But regardless of the road conditions, you continue on. Not because you’re promised that the next bend will bring you your life dreams, or your life nightmares, but precisely because the next bend reveals what is unknown in the moment – the future.
This picture comes from a trip to a very small village in Kenya. 2 hours away from Nairobi, over a rutted, occasionally washed out, giraffe-lined road. The trip was challenging, but what I learned continues to be priceless.
I would cross that road, or others worse, to meet the kids who smiled and played and laughed with us, despite the death of their parents and the poverty of their families. We went with Tumaini International, an organization that gets people from the U.S. to sponsor orphans who have had one or both parents die from AIDS, so that they can continue to live with their families and go to school, eat, get medical care.

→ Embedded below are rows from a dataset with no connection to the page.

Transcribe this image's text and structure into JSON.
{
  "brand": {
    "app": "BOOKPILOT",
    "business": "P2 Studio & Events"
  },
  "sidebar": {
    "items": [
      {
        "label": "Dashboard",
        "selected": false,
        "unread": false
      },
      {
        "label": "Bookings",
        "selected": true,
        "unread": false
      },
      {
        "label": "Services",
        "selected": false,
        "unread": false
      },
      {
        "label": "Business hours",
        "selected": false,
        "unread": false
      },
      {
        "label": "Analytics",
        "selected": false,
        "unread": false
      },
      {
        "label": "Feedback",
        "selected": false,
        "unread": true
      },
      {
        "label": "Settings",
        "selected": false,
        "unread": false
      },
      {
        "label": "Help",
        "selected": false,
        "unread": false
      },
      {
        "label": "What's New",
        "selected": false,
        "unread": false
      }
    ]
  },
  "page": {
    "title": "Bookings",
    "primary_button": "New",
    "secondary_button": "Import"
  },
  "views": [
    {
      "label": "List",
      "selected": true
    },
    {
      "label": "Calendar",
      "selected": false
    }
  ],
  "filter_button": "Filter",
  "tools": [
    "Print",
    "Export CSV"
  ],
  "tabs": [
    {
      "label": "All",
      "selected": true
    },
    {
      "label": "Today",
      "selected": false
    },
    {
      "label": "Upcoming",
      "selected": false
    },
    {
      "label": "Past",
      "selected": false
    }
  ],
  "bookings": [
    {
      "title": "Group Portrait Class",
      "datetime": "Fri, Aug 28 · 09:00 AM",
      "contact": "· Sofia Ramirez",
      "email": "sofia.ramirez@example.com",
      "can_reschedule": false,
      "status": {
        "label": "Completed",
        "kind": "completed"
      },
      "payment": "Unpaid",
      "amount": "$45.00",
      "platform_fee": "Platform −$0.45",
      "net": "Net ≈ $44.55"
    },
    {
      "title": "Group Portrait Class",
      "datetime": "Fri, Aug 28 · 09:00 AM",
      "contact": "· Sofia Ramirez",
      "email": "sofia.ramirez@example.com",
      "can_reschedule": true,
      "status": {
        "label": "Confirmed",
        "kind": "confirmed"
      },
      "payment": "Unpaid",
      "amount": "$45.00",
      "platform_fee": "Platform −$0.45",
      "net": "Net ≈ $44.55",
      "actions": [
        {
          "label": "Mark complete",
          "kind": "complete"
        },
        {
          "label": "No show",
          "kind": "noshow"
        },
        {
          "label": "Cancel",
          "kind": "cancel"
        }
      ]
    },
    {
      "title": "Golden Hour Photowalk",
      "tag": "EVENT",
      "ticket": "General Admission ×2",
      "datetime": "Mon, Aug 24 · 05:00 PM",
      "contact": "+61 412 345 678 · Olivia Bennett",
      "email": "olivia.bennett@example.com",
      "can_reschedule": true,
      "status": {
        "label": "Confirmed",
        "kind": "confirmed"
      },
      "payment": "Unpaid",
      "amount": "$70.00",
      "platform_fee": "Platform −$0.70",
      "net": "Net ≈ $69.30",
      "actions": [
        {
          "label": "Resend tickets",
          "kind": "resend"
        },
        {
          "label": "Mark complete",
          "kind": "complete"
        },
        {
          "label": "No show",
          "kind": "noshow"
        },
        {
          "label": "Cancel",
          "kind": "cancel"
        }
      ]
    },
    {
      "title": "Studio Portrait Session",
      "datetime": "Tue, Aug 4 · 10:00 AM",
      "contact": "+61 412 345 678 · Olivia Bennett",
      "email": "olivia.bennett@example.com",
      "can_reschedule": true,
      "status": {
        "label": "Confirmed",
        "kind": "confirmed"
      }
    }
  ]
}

Before I met the students, and laughed with them, and saw their joy at being able to attend school, I was hesitant about the trip. It was filled with many possibilities, and some of them, like malaria and yellow fever, were a little frightening. In the end, though, the risks were insignificant to the lessons I learned: how to laugh, not despite the pain of life, but because the pain makes the tiny joys of running freely, playing with friends, and teaching others what you know stand out, because the small joys are what make life enjoyable in the midst of our circumstances.
If we could always know what awaited us around the next curve or over the next hill, good or ill, would we really want to know? Would you willingly walk into the den of a dragon if your path guaranteed your entrance? Would any amount of treasure really be worth facing a foe most likely to kill you? You may even see your dreams in the valley from the mountain top, but you still have to climb down to get them. The path through the forest is dark and treacherous, are you willing to risk the journey to gain your heart?
The road may be pleasant, or perilous, or some mixture of each part; are you willing to walk it with eyes opened to see what it holds?